Ponden Hall’s current owners, Julie Akhurst and Steve Brown, have used the building as a bed and breakfast experience for Brontë enthusiasts since 1998 and are now trying to sell it for £1.25 million ($1.6 million). The two are downsizing, apparently, not running away due to various bumps in the night. Waaaay before them, it was owned by the Heatons (friends of the Brontës). Ponden Hall’s library was visited often by the Brontës. Julie Akhurst spoke on that fact:

“It’s incredible to think Emily would have sat here reading. We have a catalogue of the books that were here then and they probably influenced her. There were gothic novels and books on necromancy and dark magic.”

Brontë experts acknowledge Ponden Hall’s architectural similarities with both Thrushcross Grange and Wuthering Heights…but mostly Wuthering Heights. So if by some miracle your credit limit has been increased to £1.25 million or $1.6 million, buy yourself a creepy guest house. Just ignore the voices.

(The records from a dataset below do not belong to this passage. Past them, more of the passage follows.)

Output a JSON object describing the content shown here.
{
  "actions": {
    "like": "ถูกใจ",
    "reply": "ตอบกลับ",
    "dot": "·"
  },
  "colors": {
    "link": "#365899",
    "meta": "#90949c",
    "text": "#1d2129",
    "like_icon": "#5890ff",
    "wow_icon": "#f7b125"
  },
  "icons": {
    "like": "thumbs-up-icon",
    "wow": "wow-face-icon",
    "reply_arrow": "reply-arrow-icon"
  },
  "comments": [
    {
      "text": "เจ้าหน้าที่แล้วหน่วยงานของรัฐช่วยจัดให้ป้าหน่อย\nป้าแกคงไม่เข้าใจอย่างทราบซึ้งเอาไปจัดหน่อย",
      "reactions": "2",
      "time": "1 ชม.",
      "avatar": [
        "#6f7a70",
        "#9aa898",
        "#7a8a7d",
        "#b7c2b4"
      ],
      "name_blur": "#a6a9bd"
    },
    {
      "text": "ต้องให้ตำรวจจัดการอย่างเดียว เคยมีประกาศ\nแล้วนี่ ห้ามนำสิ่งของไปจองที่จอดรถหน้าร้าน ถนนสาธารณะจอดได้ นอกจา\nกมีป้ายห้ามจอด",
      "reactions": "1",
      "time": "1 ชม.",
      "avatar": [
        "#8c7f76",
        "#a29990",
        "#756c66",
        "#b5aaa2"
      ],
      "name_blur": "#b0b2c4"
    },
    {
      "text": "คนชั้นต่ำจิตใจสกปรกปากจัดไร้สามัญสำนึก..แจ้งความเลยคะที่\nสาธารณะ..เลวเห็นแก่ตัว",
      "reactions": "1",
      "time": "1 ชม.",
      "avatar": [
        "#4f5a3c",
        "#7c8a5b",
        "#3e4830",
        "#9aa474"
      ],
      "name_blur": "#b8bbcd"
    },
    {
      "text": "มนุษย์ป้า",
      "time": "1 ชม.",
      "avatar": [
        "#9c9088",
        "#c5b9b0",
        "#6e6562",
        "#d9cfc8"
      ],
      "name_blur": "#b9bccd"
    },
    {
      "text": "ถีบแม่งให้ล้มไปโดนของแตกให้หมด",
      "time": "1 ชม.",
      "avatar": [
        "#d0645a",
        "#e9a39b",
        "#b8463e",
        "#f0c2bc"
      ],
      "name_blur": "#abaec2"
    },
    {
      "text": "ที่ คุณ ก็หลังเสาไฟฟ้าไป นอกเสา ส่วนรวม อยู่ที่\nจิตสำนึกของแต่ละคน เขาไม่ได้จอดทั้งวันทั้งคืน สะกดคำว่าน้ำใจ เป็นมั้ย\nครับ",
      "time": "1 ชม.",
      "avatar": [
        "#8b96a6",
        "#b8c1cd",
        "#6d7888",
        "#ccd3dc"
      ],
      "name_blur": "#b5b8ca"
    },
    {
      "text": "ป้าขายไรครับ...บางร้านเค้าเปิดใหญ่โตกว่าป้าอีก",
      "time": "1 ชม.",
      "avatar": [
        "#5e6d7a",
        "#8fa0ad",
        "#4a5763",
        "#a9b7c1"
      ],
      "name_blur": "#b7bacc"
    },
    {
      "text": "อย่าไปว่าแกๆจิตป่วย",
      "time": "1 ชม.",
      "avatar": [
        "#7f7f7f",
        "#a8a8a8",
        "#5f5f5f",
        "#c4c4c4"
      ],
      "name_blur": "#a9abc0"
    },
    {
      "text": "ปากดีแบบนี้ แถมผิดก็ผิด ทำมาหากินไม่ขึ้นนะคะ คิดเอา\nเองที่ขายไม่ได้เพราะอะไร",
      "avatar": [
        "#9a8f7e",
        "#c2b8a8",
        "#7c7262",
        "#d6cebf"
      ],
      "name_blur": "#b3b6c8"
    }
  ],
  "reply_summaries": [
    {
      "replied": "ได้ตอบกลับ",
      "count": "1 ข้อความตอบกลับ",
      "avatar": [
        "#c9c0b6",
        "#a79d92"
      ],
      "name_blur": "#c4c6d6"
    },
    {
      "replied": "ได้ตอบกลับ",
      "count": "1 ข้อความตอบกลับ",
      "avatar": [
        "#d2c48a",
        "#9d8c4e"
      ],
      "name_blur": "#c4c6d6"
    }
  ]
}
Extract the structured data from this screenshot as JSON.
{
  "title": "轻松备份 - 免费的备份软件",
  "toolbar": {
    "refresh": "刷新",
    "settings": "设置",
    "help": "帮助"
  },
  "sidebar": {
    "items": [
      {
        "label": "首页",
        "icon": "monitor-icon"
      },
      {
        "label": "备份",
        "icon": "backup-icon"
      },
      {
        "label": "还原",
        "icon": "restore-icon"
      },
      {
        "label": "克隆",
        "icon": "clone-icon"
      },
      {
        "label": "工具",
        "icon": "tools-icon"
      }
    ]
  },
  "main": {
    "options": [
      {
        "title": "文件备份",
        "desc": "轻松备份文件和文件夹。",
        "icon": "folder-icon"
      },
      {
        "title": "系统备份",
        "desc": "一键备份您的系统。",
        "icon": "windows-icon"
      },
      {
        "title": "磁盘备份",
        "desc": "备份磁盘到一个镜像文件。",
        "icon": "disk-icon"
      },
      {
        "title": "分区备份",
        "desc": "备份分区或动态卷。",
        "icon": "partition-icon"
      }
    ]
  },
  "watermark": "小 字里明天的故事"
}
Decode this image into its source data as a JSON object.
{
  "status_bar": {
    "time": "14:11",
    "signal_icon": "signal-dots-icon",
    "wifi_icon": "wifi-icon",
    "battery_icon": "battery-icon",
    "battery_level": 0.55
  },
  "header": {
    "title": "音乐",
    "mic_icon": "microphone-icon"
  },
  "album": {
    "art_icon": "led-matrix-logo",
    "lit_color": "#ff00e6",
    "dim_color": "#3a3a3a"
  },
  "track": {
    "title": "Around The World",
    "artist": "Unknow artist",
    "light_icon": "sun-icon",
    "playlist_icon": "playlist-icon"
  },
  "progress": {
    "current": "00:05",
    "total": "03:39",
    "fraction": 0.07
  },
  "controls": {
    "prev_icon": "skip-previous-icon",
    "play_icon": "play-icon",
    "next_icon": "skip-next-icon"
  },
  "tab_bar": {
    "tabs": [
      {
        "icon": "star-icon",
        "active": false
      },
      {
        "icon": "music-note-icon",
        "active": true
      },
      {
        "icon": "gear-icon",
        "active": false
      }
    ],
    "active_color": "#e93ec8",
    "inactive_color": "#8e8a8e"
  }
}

Fine Country has listed Ponden Hall and I apologize if this article cramps the realtor’s style—own the gothic vibe, my friend. Own it.

 

Featured Image Via Lonelyplanet.com